Search the material below for the word "true". Copy every line where it is found.
::::
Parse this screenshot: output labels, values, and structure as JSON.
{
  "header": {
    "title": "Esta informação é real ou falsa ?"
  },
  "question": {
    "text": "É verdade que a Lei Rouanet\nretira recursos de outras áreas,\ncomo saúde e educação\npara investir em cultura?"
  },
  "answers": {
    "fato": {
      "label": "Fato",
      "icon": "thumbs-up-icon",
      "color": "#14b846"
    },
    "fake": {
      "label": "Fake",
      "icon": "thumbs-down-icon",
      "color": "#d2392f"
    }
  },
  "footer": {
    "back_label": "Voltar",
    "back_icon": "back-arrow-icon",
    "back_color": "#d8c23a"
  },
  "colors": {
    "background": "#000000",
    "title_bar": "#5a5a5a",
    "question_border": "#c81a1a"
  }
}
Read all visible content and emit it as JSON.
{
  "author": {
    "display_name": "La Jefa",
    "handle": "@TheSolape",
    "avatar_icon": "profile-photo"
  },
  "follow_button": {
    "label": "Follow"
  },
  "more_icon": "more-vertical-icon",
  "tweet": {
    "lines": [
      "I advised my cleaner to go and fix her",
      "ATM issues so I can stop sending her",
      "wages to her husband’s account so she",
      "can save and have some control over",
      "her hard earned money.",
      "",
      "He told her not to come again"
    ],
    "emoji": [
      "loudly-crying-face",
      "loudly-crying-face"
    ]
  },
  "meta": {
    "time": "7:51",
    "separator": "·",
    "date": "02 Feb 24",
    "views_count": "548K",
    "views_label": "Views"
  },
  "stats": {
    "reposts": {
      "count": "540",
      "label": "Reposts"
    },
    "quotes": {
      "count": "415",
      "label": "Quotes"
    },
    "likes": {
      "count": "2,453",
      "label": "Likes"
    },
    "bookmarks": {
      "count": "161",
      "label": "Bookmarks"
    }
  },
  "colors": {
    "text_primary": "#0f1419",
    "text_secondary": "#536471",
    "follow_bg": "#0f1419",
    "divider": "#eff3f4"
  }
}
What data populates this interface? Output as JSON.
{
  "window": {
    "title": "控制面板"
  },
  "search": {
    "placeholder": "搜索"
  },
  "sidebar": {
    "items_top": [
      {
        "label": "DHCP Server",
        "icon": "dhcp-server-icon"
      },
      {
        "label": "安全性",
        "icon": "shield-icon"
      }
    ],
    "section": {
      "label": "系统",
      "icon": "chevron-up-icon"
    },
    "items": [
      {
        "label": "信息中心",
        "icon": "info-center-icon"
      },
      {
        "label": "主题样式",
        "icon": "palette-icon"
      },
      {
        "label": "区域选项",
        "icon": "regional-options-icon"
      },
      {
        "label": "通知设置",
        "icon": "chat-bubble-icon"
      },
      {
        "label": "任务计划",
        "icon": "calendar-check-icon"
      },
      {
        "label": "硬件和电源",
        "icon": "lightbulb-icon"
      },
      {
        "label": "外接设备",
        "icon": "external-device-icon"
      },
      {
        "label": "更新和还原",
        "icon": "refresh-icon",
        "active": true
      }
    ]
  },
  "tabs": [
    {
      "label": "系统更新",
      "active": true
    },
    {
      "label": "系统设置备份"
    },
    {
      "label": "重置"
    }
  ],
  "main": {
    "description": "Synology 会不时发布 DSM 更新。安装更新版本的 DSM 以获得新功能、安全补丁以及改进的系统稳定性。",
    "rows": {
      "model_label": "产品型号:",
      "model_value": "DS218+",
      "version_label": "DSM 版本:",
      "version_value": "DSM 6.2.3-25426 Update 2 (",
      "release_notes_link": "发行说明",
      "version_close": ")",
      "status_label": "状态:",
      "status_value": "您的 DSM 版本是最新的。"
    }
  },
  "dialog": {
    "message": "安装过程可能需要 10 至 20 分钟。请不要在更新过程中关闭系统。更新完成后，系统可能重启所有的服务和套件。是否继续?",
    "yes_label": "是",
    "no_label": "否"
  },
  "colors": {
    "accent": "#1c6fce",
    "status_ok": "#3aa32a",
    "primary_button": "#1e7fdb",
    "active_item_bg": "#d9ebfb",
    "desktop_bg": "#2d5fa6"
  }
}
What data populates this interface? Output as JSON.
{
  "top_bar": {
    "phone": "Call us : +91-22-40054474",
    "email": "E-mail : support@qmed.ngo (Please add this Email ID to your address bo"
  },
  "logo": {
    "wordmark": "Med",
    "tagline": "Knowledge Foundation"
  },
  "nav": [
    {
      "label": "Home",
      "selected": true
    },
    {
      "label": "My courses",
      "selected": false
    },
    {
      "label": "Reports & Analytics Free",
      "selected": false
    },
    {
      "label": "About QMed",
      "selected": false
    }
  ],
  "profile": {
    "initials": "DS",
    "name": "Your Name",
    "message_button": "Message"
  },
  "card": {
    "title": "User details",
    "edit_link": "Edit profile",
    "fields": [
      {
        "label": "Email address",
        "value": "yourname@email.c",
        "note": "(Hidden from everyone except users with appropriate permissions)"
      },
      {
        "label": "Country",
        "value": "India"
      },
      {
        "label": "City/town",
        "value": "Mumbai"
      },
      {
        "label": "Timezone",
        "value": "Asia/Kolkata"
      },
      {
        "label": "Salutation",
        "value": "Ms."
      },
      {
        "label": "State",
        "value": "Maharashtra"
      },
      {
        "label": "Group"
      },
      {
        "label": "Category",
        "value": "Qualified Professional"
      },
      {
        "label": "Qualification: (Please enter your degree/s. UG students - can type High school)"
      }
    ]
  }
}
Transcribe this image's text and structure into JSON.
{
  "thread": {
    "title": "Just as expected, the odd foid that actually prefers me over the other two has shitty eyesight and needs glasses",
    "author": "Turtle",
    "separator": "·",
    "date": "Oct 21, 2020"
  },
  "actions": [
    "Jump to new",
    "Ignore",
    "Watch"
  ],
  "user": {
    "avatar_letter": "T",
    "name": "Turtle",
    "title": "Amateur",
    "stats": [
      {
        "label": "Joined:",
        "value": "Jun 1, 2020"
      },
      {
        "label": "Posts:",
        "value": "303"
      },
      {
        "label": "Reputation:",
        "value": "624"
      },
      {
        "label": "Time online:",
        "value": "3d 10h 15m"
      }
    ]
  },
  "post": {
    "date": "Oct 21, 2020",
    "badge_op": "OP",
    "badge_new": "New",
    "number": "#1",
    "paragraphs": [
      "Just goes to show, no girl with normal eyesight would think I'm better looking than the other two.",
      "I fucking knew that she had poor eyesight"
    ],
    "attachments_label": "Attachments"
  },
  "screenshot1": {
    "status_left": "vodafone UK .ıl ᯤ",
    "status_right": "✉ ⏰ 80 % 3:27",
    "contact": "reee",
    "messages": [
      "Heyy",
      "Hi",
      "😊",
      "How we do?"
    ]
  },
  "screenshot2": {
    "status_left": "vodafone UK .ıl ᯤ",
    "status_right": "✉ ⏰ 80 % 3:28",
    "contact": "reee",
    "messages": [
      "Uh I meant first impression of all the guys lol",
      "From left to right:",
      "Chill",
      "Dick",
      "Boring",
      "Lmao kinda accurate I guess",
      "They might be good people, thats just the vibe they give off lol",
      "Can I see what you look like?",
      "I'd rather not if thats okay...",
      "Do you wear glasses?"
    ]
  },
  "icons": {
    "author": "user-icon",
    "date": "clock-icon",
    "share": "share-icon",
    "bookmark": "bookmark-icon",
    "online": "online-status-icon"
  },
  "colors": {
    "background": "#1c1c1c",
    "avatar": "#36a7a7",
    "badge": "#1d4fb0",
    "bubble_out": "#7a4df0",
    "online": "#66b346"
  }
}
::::
■ **Task response**:
        "active": true
      "active": true
      "selected": true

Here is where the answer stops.